++++ PROVIDED DATA

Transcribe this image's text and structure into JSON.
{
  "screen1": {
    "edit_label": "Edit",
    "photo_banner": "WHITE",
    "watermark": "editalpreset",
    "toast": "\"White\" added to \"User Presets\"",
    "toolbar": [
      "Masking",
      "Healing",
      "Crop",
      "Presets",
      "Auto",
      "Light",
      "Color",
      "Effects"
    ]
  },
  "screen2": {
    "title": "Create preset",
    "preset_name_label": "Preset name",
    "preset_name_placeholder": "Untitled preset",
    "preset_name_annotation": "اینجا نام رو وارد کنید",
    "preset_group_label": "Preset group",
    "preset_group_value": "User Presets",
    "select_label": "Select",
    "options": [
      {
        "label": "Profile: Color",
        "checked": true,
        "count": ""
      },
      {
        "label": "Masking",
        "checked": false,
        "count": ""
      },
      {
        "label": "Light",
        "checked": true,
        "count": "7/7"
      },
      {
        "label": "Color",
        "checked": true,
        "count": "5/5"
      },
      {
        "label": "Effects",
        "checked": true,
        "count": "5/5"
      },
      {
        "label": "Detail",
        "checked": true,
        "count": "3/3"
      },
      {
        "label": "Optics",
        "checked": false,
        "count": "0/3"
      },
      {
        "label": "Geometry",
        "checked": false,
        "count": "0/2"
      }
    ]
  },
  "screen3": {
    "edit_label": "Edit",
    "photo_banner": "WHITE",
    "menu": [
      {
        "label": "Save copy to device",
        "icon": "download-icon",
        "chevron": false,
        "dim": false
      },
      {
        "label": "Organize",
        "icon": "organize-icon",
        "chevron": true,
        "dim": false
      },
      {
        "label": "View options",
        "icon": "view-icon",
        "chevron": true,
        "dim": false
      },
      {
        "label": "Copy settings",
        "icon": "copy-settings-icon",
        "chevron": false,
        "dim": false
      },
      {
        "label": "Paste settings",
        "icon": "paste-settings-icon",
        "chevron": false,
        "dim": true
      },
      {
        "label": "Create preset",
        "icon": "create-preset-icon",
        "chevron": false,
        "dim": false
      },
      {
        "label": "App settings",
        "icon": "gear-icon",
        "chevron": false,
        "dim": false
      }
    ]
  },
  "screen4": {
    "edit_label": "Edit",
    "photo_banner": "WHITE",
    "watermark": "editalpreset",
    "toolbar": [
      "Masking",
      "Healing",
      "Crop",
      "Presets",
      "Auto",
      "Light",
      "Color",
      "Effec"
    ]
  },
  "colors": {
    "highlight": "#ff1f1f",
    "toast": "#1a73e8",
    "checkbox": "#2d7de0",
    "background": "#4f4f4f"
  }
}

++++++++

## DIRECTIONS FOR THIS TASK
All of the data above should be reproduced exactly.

## WORKED SOLUTION
Transcribe this image's text and structure into JSON.
{
  "screen1": {
    "edit_label": "Edit",
    "photo_banner": "WHITE",
    "watermark": "editalpreset",
    "toast": "\"White\" added to \"User Presets\"",
    "toolbar": [
      "Masking",
      "Healing",
      "Crop",
      "Presets",
      "Auto",
      "Light",
      "Color",
      "Effects"
    ]
  },
  "screen2": {
    "title": "Create preset",
    "preset_name_label": "Preset name",
    "preset_name_placeholder": "Untitled preset",
    "preset_name_annotation": "اینجا نام رو وارد کنید",
    "preset_group_label": "Preset group",
    "preset_group_value": "User Presets",
    "select_label": "Select",
    "options": [
      {
        "label": "Profile: Color",
        "checked": true,
        "count": ""
      },
      {
        "label": "Masking",
        "checked": false,
        "count": ""
      },
      {
        "label": "Light",
        "checked": true,
        "count": "7/7"
      },
      {
        "label": "Color",
        "checked": true,
        "count": "5/5"
      },
      {
        "label": "Effects",
        "checked": true,
        "count": "5/5"
      },
      {
        "label": "Detail",
        "checked": true,
        "count": "3/3"
      },
      {
        "label": "Optics",
        "checked": false,
        "count": "0/3"
      },
      {
        "label": "Geometry",
        "checked": false,
        "count": "0/2"
      }
    ]
  },
  "screen3": {
    "edit_label": "Edit",
    "photo_banner": "WHITE",
    "menu": [
      {
        "label": "Save copy to device",
        "icon": "download-icon",
        "chevron": false,
        "dim": false
      },
      {
        "label": "Organize",
        "icon": "organize-icon",
        "chevron": true,
        "dim": false
      },
      {
        "label": "View options",
        "icon": "view-icon",
        "chevron": true,
        "dim": false
      },
      {
        "label": "Copy settings",
        "icon": "copy-settings-icon",
        "chevron": false,
        "dim": false
      },
      {
        "label": "Paste settings",
        "icon": "paste-settings-icon",
        "chevron": false,
        "dim": true
      },
      {
        "label": "Create preset",
        "icon": "create-preset-icon",
        "chevron": false,
        "dim": false
      },
      {
        "label": "App settings",
        "icon": "gear-icon",
        "chevron": false,
        "dim": false
      }
    ]
  },
  "screen4": {
    "edit_label": "Edit",
    "photo_banner": "WHITE",
    "watermark": "editalpreset",
    "toolbar": [
      "Masking",
      "Healing",
      "Crop",
      "Presets",
      "Auto",
      "Light",
      "Color",
      "Effec"
    ]
  },
  "colors": {
    "highlight": "#ff1f1f",
    "toast": "#1a73e8",
    "checkbox": "#2d7de0",
    "background": "#4f4f4f"
  }
}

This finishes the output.